= Beginning of Section =
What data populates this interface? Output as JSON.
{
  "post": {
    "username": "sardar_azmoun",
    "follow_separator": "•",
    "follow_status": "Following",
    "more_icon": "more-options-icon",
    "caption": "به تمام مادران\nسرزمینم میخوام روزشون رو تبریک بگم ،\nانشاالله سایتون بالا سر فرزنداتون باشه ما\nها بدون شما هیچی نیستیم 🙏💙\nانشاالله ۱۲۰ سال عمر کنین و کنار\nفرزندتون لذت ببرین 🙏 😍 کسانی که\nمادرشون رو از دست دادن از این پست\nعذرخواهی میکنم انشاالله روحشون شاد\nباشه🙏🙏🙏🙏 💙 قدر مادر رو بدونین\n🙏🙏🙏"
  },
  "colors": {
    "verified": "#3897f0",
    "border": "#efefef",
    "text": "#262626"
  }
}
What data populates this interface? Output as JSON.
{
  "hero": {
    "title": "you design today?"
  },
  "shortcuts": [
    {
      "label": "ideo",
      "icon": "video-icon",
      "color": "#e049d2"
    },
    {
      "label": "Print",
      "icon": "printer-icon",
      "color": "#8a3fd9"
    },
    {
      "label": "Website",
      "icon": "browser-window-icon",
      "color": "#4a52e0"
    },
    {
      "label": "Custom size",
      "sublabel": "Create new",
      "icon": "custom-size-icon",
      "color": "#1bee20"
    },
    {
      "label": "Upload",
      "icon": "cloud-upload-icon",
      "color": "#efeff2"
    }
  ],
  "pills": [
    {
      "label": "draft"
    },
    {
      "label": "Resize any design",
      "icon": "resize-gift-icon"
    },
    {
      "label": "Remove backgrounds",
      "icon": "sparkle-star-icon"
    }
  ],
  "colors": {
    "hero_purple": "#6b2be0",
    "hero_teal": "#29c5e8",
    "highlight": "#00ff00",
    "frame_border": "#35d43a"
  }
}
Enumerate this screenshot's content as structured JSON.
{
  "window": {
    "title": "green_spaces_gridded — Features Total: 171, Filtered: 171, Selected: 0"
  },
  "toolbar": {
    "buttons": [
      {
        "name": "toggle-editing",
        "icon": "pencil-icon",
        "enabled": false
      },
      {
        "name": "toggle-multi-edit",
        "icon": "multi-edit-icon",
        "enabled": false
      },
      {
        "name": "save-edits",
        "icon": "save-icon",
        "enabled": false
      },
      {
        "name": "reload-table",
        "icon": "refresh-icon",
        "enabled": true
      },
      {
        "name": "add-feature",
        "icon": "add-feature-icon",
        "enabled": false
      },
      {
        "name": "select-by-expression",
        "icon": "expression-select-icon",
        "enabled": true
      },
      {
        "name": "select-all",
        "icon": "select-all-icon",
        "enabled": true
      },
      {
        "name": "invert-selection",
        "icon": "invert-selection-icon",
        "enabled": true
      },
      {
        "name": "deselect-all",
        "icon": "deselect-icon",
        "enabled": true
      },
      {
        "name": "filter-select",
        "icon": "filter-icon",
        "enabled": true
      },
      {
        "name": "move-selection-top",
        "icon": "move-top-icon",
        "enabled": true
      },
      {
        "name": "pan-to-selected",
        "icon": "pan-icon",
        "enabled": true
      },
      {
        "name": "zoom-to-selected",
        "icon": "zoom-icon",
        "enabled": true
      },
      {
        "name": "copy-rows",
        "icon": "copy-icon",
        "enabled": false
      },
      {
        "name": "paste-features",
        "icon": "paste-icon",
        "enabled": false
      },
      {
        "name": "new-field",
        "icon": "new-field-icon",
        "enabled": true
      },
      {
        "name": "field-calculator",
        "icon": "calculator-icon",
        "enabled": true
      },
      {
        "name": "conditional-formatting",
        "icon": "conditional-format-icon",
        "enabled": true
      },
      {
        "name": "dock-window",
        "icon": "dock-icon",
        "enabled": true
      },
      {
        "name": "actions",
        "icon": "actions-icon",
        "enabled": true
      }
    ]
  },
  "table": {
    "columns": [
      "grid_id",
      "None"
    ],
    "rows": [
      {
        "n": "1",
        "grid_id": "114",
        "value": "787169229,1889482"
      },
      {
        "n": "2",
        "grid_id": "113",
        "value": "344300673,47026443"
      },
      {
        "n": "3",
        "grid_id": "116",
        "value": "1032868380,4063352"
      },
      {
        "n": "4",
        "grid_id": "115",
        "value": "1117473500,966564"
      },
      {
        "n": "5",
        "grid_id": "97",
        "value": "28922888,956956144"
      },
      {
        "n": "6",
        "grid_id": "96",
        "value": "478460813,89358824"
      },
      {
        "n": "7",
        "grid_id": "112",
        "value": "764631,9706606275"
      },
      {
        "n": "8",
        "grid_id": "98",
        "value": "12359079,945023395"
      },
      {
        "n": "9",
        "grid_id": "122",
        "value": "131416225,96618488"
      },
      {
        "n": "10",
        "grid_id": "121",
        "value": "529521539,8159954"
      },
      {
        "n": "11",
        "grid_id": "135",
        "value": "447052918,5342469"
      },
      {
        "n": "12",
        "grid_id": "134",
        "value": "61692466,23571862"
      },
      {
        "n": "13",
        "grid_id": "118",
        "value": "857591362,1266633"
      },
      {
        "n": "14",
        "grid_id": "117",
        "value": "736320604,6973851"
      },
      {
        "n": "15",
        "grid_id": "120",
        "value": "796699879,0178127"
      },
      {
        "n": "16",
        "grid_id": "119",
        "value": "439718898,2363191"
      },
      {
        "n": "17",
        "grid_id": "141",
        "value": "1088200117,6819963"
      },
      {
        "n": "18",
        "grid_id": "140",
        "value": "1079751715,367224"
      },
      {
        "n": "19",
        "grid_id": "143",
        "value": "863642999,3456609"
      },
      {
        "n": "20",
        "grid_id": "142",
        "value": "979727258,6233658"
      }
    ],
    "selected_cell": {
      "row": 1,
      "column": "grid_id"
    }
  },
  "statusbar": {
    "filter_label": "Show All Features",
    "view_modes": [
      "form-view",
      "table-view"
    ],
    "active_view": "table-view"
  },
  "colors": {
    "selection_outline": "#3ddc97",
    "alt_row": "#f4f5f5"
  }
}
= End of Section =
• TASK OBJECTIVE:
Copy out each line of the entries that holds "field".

• RESPONSE AREA:
        "name": "new-field",
        "icon": "new-field-icon",
        "name": "field-calculator",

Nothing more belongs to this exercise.